“We’re always working to support the latest alternative payment methods and wallets to ensure our merchants can accept more customers from across the globe,” said Riss. “We recently added Fawry, a prominent Egyptian payment method, and Bahrain's BenefitPay. We have an ambitious road map for alternative payment methods, which will see us invest heavily in partnerships with providers.”

Other clients

As its core service is enabling consumers and businesses to transfer money across the world, processing speed is critical to London-based TransferWise. TransferWise was able to increase its transaction approval rates by one percentage point using’s acquiring platform.

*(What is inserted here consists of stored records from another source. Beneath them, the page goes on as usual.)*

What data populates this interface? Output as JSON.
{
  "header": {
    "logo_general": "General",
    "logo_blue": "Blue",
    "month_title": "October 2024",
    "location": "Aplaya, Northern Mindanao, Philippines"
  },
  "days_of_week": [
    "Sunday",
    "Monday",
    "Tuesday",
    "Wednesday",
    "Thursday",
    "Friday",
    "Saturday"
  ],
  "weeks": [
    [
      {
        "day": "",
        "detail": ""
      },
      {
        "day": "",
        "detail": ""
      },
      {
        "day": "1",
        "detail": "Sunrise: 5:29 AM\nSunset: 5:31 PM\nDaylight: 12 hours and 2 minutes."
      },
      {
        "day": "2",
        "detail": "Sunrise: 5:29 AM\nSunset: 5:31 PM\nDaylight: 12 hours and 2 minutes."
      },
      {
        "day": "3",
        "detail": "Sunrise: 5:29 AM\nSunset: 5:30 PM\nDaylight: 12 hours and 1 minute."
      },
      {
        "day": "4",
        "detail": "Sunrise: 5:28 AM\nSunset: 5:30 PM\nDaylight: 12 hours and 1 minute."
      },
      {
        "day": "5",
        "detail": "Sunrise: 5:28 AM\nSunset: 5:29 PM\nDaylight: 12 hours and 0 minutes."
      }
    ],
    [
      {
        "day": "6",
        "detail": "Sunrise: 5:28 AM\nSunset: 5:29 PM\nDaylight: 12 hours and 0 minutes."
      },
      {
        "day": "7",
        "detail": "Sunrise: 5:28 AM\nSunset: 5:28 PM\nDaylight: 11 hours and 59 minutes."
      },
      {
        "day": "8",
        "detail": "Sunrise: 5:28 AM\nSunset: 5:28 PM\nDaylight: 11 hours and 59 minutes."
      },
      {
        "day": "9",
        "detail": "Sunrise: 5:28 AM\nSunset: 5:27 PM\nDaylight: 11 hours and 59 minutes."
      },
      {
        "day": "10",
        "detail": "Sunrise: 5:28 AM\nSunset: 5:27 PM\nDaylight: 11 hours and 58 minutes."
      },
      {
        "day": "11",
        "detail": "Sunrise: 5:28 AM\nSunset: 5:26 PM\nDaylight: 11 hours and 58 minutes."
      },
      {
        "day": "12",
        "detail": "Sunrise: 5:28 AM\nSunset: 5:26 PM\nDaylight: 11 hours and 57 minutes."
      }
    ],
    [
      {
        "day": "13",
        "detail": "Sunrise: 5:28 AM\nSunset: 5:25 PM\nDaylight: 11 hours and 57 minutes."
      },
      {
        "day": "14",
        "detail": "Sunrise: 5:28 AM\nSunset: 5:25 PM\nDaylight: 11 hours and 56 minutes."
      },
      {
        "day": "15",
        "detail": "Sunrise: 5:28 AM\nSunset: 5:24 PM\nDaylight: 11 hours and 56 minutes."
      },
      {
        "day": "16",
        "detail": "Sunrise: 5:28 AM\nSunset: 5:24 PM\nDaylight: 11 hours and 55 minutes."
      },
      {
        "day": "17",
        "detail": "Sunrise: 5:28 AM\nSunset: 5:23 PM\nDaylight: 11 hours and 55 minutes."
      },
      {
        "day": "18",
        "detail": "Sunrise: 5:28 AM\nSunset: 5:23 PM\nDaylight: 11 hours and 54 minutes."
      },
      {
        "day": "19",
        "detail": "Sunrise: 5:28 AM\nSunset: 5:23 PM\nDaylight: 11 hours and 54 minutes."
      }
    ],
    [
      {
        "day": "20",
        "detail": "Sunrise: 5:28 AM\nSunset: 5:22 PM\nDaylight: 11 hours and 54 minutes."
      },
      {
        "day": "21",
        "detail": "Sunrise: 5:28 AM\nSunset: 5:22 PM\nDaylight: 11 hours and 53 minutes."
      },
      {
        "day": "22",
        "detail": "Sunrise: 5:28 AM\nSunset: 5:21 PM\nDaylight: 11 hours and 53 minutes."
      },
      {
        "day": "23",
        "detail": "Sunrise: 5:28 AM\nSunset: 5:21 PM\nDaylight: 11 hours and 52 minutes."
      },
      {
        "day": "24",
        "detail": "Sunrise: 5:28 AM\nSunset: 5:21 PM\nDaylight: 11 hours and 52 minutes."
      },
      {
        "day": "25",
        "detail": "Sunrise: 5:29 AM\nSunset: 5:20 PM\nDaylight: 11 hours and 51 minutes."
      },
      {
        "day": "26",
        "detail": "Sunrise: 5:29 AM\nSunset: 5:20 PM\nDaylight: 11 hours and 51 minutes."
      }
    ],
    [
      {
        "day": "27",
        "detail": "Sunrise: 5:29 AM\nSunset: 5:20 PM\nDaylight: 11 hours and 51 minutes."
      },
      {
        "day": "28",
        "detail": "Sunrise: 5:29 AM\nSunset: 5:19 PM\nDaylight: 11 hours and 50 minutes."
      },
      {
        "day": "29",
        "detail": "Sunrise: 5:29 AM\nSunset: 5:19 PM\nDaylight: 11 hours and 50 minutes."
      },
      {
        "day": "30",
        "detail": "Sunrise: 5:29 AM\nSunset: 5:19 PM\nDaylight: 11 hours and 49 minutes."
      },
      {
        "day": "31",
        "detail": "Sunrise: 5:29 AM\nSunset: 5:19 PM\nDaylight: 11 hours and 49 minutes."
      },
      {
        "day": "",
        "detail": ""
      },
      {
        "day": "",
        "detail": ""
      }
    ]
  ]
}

“Cutting the settlement time means we can better manage our cash flow, reduce our risk, and use our resources more efficiently," said Aleksandr Povarov, TransferWise product manager.

“As a growing business with 6 million customers, processing £4 billion every month, this adds up,” Povarov said. “Increasing our approval ratio for payments means more of our customers experience a frictionless money transfer experience.”

TransferWise’s U.K. customers have benefited from’s U.K. acquiring licence, because this means TransferWise was able to increase the approval ratio for its payments across the U.K.

U.S.-based Reward Gateway enables its 1,800 customers, which include Samsung, IBM, and KPMG, to offer employees perks, discounts, internal communications, and recognition programs on its global employee engagement platform.

Before using, Reward Gateway used a separate gateway and acquirer, which led to overspending on processing and to conflict over who was responsible for which part of the payment process. With, it was able to link the gateway and acquirer together.

“It means we can go to one provider with any issues we face,” said Will Tracz, Reward Gateway’s chief technology officer. “Our payments costs have dropped by 50%.”

For reprint and licensing requests for this article, click here.
Cross border payments E-Commerce Merchant UAE Payment processing Apple Pay